“The ‘acid test’ of the workplace culture is Kākou communication: Everyone involved speaks up, and speaks freely regardless of their title or position. Problem-solving and cross-functionality are programmatically designed into this model for continuous improvement, fresh ideas, and dynamic energy generation.”
In our value alignment practice, we will review every facet of Kākou communication to assure the ‘speaking up’ we want happens as the “Speaking with Aloha” we espouse as our Aloha Intention.
Another of our operational tenets is The Role of the Manager Reconstructed. We want to assure what we talked about last issue is realistically possible, i.e. “Making Ho‘ohana happen for everyone in their circle of influence, IS the manager’s Ho‘ohana in Managing with Aloha.” We want that goal to be actionable per the Core Values relevant to whatever organization we coach, because it is designed into each manager’s daily work.

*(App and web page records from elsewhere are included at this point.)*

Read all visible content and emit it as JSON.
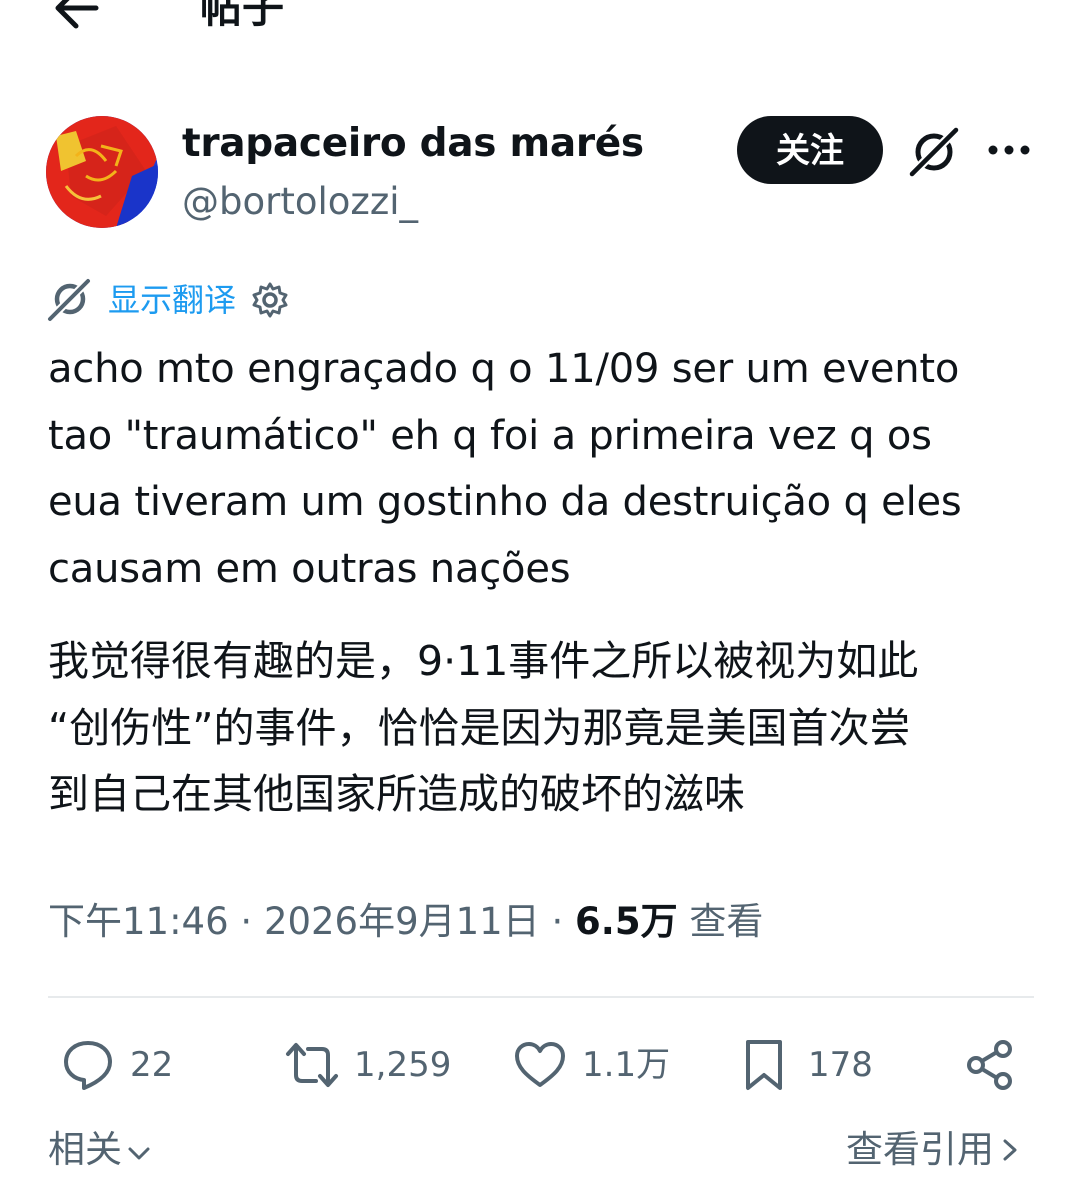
{
  "header": {
    "title": "帖子",
    "back_icon": "arrow-left-icon"
  },
  "author": {
    "display_name": "trapaceiro das marés",
    "handle": "@bortolozzi_",
    "follow_label": "关注"
  },
  "translate": {
    "label": "显示翻译"
  },
  "post": {
    "text": "acho mto engraçado q o 11/09 ser um evento\ntao \"traumático\" eh q foi a primeira vez q os\neua tiveram um gostinho da destruição q eles\ncausam em outras nações",
    "translation": "我觉得很有趣的是，9·11事件之所以被视为如此\n“创伤性”的事件，恰恰是因为那竟是美国首次尝\n到自己在其他国家所造成的破坏的滋味",
    "time": "下午11:46",
    "date": "2026年9月11日",
    "views_count": "6.5万",
    "views_label": "查看"
  },
  "actions": {
    "replies": "22",
    "reposts": "1,259",
    "likes": "1.1万",
    "bookmarks": "178"
  },
  "footer": {
    "related_label": "相关",
    "view_quotes_label": "查看引用"
  },
  "colors": {
    "text": "#0f1419",
    "secondary": "#536471",
    "link": "#1d9bf0",
    "follow_bg": "#0f1419",
    "divider": "#e7eaec"
  }
}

Analyze your own grid on a regular basis. Choose your preferred process for doing so, and involve as many of your “employees as business partners” as you can without it being too lengthy or burdensome—cycle them in for fresh perspectives. Take immediate steps to correct work design when your value alignment analysis deems it necessary.
Perhaps the most commonly known value alignment processes are Value of the Month programs. They may be “old school” but they work, and work well. Is it time you dusted yours off, giving it new life in 2020?
To align is to focus well and remain on target. Focus all efforts on the right mission and the right vision with your values, for doing so honors the sense of identity of your business. It also brings compelling pictures of the future within your reach, making them your probable, and most promising legacy, your contribution to mankind.
We ho‘omau kākou,
Value Alignment is Key Concept 3 in the Managing with Aloha philosophy: We explore our core VALUES for the guidance they positively lend to our business models. Next issue, we’ll talk about Key Concept 4: The Role of the Manager Reconstructed.
Read more about our practice of value alignment at www.ManagingWithAloha.com
Postscript: Ke Ola is published 6 times a year, and distributed in print on Hawai‘i Island and by subscription. I have therefore made a practice of archiving the articles on RosaSay.com for those within our Ho‘ohana Community who may want to read them after their scheduled distribution.
You can access all 40 articles I had written for Series 1 and 2 via this index. The introductory columns for each series may be read at the following links:
Series 1: Why Values? And Why “Manage with Aloha?”
Series 2: Aloha Intentions
Series 3: Ho‘omau Kākou.